Generally the gaming and typing experience is what you would expect with Cherry MX Brown based switches—good travel and actuation for gaming responsiveness, while being slightly tactile for those with a “murder-she-wrote” fetish. The raised keys did mean that they sounded marginally louder than another Cherry MX Brown based keyboard I have. All in all, just mechanical goodness for your fingertips. Macro-Record functionality was straightforward—press once to select a key to record to, then once selected, record and then hit the MR button. However, there is a recording limit of only 42 presses, in both software and on-the-fly recording, so super-high count macro junkies should opt for a different keyboard.
G.Skill Software: Exit And Save.
I’ve held a belief that gaming peripherals are only as good as the software they come with. Logitech has LGS; Razer has Razer Synapse; Corsair has CUE. G.Skill has…a lot of catching up to do. If up till now G.Skill were keeping pace in terms of features, price and looks with the likes of Corsair and Razer, sadly, the G.Skill Unified Driver software for this keyboard is where things fall apart.
It comes with everything you’d expect to find in gaming peripheral software, like macro recording, lighting settings, button customisation…but it’s all so 2010. It’s uninspired, with limited and limiting options on top of a clunky layout and design. To give some sense of the poor software implementation: to apply most changes you literally have to exit the program instance. Want to test a profile? Exit and Save. Want to create a colour profile. Exit and save. Want to check if a macro works as intended? Exit and save. At least there is some on-board memory so you can save your profiles to each of the three “Modes” and not have to install the software to use the macros or settings.

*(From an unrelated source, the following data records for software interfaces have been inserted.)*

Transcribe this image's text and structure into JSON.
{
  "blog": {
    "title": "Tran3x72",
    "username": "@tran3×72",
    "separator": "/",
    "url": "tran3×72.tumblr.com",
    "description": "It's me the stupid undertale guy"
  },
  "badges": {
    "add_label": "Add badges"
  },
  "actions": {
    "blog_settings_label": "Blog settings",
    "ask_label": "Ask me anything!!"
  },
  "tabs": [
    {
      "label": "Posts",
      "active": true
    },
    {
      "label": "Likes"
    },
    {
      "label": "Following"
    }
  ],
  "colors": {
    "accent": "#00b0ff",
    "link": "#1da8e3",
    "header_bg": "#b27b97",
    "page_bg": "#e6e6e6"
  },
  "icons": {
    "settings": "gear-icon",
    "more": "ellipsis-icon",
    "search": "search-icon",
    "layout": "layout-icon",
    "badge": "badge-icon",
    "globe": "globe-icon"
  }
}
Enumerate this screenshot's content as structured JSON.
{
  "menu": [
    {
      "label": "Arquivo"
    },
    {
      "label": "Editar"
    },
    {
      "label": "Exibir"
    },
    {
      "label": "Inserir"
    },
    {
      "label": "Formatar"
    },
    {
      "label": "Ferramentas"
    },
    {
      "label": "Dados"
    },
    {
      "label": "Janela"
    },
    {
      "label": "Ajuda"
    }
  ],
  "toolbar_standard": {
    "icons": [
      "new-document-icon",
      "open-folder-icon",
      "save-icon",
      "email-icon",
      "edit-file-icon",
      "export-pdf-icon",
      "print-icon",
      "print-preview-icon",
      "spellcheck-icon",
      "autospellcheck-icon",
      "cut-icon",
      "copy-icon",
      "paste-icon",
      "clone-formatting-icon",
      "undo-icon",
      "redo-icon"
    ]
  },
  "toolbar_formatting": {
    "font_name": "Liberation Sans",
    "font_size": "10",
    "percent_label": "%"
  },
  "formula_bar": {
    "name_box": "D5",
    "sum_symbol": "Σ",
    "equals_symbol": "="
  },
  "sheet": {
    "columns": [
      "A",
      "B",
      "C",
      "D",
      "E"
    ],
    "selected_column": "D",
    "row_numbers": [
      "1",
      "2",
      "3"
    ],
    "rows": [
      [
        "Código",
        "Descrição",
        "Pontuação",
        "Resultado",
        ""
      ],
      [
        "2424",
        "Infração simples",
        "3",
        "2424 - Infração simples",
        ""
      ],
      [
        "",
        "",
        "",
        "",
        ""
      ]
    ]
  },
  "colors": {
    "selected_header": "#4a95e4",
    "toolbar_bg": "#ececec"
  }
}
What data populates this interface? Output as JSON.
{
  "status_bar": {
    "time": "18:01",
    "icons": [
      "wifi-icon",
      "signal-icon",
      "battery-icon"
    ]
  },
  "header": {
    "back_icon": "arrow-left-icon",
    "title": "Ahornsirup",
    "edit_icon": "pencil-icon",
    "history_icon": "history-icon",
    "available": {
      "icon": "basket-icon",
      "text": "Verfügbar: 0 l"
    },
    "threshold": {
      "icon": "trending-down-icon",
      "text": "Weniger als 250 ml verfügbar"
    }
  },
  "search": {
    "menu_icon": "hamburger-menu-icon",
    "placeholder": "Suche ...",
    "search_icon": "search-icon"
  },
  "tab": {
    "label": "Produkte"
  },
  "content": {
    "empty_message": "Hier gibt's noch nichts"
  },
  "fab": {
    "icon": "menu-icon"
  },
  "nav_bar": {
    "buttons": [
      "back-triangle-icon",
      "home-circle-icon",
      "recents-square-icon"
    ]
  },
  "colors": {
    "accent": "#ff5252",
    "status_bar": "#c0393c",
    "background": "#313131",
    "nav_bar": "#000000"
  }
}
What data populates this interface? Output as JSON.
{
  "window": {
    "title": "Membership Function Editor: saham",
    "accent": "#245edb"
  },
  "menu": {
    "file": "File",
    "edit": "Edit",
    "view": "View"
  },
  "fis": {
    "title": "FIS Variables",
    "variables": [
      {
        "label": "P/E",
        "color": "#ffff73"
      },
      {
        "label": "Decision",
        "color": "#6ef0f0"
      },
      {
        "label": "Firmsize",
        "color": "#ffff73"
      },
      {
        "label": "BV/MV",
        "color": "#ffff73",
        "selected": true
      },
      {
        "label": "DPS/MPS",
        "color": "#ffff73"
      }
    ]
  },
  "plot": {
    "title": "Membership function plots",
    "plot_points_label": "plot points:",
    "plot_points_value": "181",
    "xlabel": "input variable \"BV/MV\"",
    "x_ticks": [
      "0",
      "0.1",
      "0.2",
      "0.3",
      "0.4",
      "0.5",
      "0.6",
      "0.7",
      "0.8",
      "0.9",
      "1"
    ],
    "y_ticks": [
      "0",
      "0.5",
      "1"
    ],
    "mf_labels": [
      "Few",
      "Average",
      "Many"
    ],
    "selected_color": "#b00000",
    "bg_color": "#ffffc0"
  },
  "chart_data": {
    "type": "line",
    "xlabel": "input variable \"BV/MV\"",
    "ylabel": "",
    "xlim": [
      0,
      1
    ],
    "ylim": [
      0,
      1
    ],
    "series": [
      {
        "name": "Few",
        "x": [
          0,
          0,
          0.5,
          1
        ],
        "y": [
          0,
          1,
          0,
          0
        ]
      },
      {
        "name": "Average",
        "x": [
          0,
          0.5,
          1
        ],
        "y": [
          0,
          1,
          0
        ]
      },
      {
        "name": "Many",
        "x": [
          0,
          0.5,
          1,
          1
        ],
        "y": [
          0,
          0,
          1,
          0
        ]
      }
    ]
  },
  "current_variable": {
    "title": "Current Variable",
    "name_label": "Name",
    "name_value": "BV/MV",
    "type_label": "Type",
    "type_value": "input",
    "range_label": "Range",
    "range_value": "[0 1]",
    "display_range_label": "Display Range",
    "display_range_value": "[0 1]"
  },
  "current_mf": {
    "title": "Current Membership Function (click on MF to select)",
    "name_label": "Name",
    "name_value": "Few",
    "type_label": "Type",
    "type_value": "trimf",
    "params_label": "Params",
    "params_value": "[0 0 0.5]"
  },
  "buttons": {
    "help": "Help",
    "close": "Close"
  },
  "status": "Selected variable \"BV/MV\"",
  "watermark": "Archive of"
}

As bad as it is (compared to other brands) it does everything it’s meant to do in terms of recording and editing macros, creating and linking profiles to games and general features you’d expect. It’s just years behind anything the competition has out today. The most interesting feature I could find was a timer option with an optional pop up message and keyboard lighting notification. Although called the Unified Driver software there is no syncing between KM 780 and the MX 780 mouse I was using and the navigation icons on the bottom go nowhere. This shows G.Skill either got this software “skin” from an ODM (original design manufacturer) and simply rebranded it, or they have plans to implement this unified device compatibility eventually. It’s been many months since release with no new software, so I’m voting for the former.
Young, dumb but oh so pretty.
In a peripheral space where simply having RGB Cherry MX Mechanical keyboards is so 2015, the way you get noticed is by doing RGB Cherry MX Mechanical keyboard….AND something extra. Brands like Razer and Corsair are able to do that something extra, be it exclusive switches or software or a defined aesthetic (often all three). Within this landscape, G.Skill manages to produce an exceptional product as their first foray into the gaming keyboard market. Aesthetically G.Skill have nailed it—anodised Aluminium in all its glory, sturdy construction and mostly well—defined features are all strong wins in my book. That being said, as magnificent as the keyboard is, the software side leaves a lot to be desired.
Last Updated: September 29, 2016